Fave piece of landscape architecture ever, and why?
I don’t know if there is only one, since it really depends on the context to make it one’s favourite, but I would say the most impactful and awe-inspiring one would be Katsura Imperial Villa in Kyoto. That is the epitome of breathtaking Japanese garden design, complete with water, rocks, topography, plants, pavilions, borrowed scenery, framed views, etc. Olmsted had long been credited with being the conceiver of manufacturing nature, but if you look at original Chinese or Japanese Gardens, this craft of manufacturing landscapes started way before Olmsted (yup, I said it). Kyoto is a must-visit for landscape architects or garden aficionados.
What advice would you give to young women wanting to enter this field?
I feel fortunate that my field in Toronto has a decent cross-section of women—and diverse women at that—compared to other peer disciplines such as engineering, or urban planning. My studio is also currently, by coincidence, predominantly women, and my remaining business partner is a woman. The few pieces of advice that I would give:
• Learn your technical skills to backup the conceptual design skills you learned in school. Know how things go in the ground, how much it costs, and how it will wear over time; learn the things that overlap with other disciplines such as site lighting design, stormwater management, structural engineering. Not only does this make you a well-rounded and unstoppable landscape designer, but this will give you the conviction to stick to your guns in meetings or on a construction site with contractors. I cannot emphasize this enough with new grads, and particularly with young women.

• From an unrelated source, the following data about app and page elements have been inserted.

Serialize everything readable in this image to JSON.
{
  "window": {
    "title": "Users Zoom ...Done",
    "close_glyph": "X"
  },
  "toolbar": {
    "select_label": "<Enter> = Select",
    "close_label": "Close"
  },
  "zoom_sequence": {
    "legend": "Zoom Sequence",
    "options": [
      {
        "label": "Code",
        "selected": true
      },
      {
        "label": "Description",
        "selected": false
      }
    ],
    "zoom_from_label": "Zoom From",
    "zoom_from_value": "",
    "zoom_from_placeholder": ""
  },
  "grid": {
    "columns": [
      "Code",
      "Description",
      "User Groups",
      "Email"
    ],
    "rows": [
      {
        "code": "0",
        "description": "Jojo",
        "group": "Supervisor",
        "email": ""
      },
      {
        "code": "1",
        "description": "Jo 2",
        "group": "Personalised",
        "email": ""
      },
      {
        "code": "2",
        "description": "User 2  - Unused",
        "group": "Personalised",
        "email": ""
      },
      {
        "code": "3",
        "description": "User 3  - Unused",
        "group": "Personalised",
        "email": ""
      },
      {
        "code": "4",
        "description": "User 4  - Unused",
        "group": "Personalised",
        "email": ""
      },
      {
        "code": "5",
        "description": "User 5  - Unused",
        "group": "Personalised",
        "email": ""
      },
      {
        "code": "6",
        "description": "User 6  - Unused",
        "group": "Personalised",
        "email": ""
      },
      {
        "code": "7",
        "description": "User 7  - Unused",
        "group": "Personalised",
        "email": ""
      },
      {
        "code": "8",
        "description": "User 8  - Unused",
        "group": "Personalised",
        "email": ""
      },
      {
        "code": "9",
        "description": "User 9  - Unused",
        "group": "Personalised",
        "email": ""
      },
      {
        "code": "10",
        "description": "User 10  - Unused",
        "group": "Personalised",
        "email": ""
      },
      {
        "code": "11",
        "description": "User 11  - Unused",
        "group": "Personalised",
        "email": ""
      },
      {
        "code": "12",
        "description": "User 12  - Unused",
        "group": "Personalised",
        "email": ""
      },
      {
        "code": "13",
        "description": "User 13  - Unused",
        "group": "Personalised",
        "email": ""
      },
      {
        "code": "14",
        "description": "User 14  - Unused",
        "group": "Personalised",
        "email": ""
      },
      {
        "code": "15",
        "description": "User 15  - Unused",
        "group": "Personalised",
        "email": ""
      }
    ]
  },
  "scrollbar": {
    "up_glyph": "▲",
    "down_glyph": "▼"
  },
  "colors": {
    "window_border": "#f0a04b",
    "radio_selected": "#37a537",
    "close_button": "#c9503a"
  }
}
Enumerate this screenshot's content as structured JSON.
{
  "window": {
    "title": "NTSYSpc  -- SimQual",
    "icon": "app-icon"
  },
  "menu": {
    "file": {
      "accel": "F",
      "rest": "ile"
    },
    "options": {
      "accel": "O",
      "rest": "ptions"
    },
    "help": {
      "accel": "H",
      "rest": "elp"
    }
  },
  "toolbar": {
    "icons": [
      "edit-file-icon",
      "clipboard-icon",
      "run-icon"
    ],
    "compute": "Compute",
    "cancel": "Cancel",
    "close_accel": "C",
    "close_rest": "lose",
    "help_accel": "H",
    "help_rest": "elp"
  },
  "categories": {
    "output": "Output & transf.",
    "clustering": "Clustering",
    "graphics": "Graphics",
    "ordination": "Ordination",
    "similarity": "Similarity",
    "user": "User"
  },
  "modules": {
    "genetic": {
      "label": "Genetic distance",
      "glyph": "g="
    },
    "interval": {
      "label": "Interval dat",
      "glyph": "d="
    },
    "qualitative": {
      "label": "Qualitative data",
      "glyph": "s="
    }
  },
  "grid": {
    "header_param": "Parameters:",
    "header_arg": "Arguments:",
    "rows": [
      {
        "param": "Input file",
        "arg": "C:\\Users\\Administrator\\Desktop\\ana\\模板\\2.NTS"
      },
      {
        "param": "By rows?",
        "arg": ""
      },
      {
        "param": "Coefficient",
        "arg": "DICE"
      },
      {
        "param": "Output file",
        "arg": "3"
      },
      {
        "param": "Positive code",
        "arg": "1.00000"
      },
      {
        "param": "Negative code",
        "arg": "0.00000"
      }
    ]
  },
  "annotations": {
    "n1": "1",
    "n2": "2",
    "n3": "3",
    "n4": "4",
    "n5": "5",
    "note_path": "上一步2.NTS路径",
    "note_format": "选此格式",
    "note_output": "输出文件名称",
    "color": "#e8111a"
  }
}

• Learn how to communicate well, especially in private practice, when you have to convey ideas to your clients, to the public, to your collaborators. Legibility of your design idea is as important as the design idea itself. Come prepared with great graphics or drawings. Rehearse your presentations and eliminate up-talking.
• Learn how to work with people and treat them as genuine collaborators. Especially in this field, your coworkers, your clients, other consultants are all part of the team, and it is a learned skill to figure out how to mediate differing priorities or technical hurdles while maintaining a high-level of design. Avoid acting defensively, which can be misinterpreted badly—just go back into your bag of knowledge a la Oberlander and hash it out respectfully, with the earnest approach that everyone is at the table to do the very best for the project.
What is it like seeing people engaging with what you’ve designed?
Freaking. Amazing. We just completed a very cool playground at St. James Park, and I brought my daughter with me on a beautiful Sunday afternoon. The playground was lively, jam-packed with happy kids and parents. It melts my heart every time.
But I also cannot help making observations as to whether people are using the spaces as it was intended/ anticipated and the answer is usually yes, but sometimes in part no, which is incredibly fascinating and a continual learning experience for me.